Individual levy amounts will then be calculated taking account of the agreed recovery rate of 65 per cent, before applying an adjustment in respect of levies over recovered in 2016.

Non-retail EEA branches (sub-category A2b ) will only be subject to the minimum fee component of the above methodology.]

2013 to 2016 - Old Methodology to Calculate Funding Levies for Banks

Between 2013 and 2016 the amount of the Industry Funding Levy payable by a credit institution to the Central Bank was determined by its type and impact categorisation under PRISM[4] . The table below sets out the levy rates applicable during the period requested. It must, of course, be remembered that credit institutions which had previously been admitted to the Credit Institutions (Eligible Liabilities Guarantee) Scheme 2009 and their subsidiaries that are Credit Institutions authorised under Irish legislation were required to fund 100 per cent of the cost of their regulation while other credit institutions were required to fund 50 per cent of the cost of their regulation.

In addition, relevant credit institutions were also required to fully fund the cost of any external reviews of those institutions which were carried out during the period under review.

Credit Institution Type & Year

Ultra High Impact (€)

High Impact (€)

Medium High Impact (€)

Medium Low Impact (€)

Low Impact (€)

Branch/ Freedom of Services (€)

A1a

2014

4,514,457

2,048,435

N/A

N/A

N/A

N/A

2015

7,809,447

3,543,536

N/A

N/A

N/A

N/A

2016

9,979,995

4,528,422

N/A

N/A

N/A

N/A

A1b

2014

N/A

1,117,385

255,490

50,790

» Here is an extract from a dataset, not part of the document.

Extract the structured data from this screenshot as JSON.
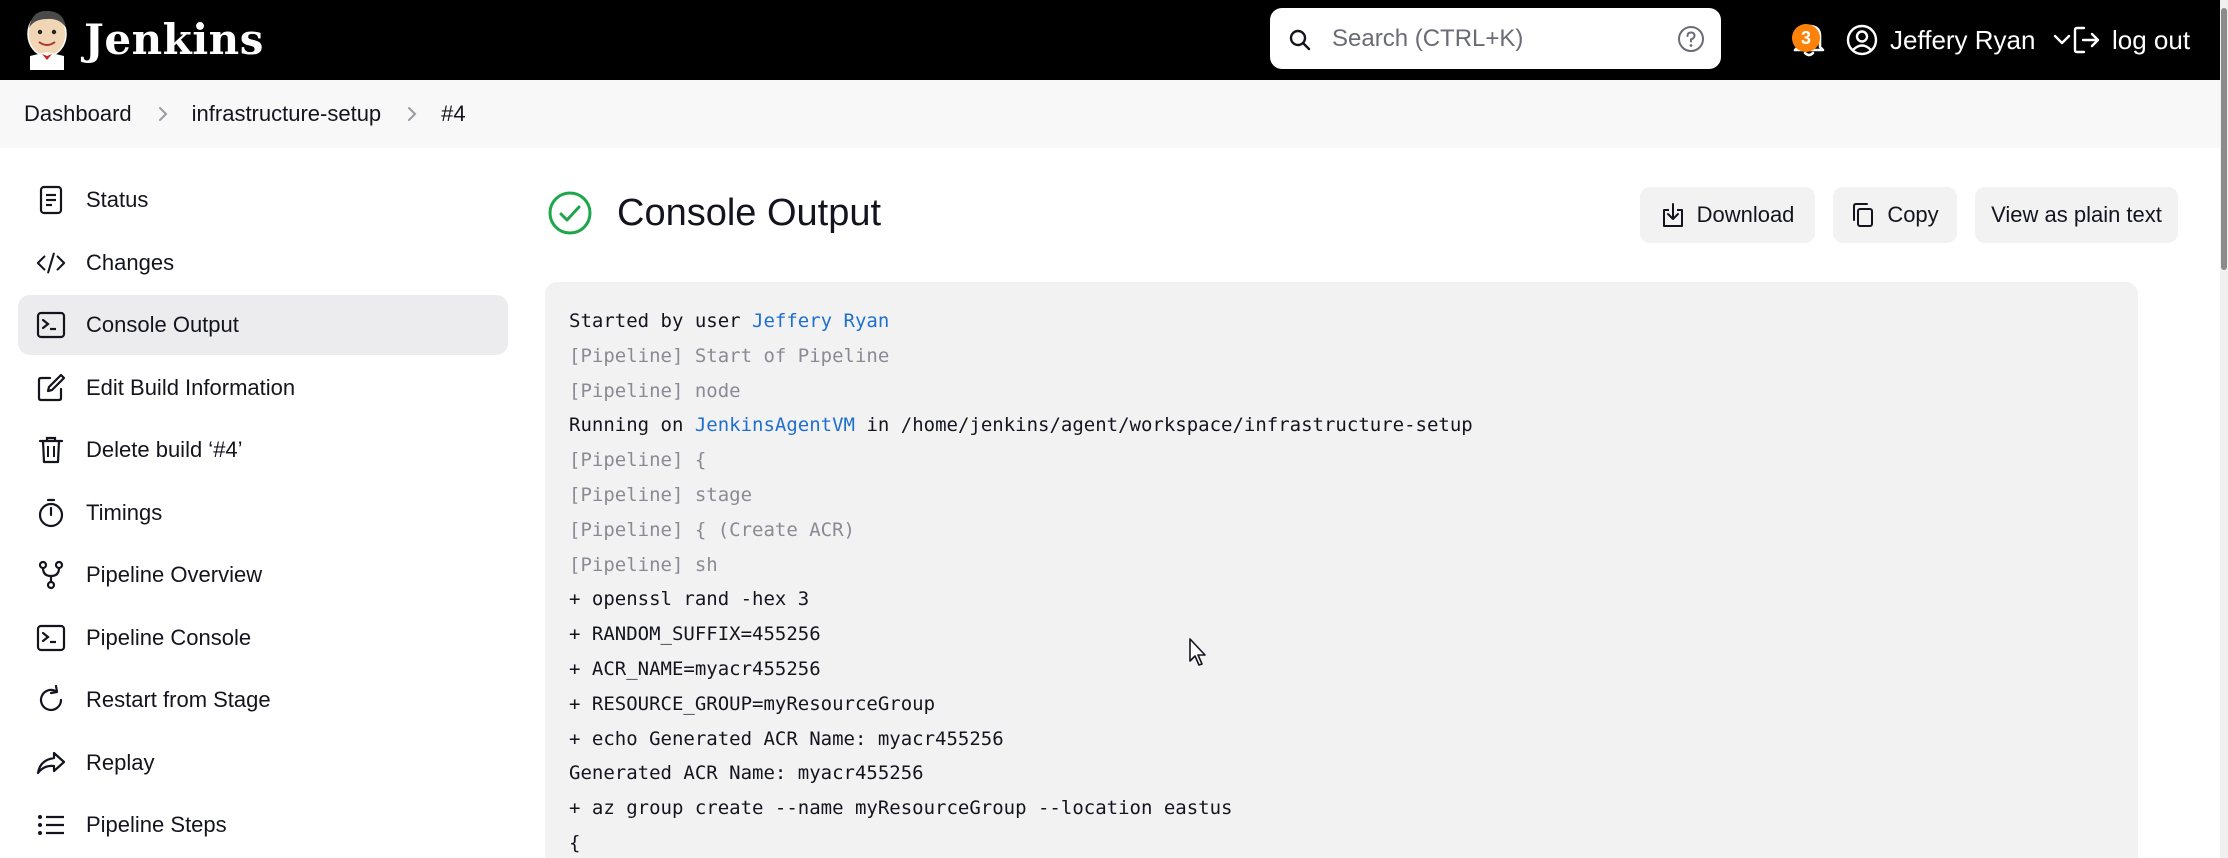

21,038

N/A

2015

N/A

1,645,681

376,285

74,804

23,751

N/A

2016

N/A

1,925,477

440,261

87,522

N/A

N/A

A2/A3

2014

N/A

N/A

N/A

N/A

N/A

15,778

2015

N/A

N/A

N/A

N/A

N/A

17,814

2016

N/A

N/A

N/A

N/A

N/A

21,020

A5 (First introduced in 2016)

2016

N/A

N/A

440,261

N/A

N/A

N/A

Single Resolution Fund:

Further to the above, the Central Bank of Ireland, on behalf of the Single Resolution Board (“SRB”), collects contributions from credit institutions (i.e. banks) for the Single Resolution Fund (“SRF”). The SRF was established on 1 January 2016, pursuant to the Single Resolution Mechanism Regulation (EU) No. 806/2016 of the European Parliament and of the Council of 15 July 2014. An institutions annual levy is calculated in accordance with the methodology set out in the Commission Delegated Regulation (EU) 2015/63 of 21 October 2014. The resolution levies that the Central Bank collects from licensed credit institutions do not fall within the remit of a regulatory fee. The purpose of the resolution fund is to facilitate the use of resolution tools, not to pay for the cost of regulation.

Irish credit institutions contributed the following amounts to the SRF:

2016 - €97,138,094

2017 - €95,216,210

Further information on the Central Bank's Annual Industry Funding Levy can be found at: https://www.centralbank.ie/regulation/how-we-regulate/fees-levies/industry-funding-levy/guidance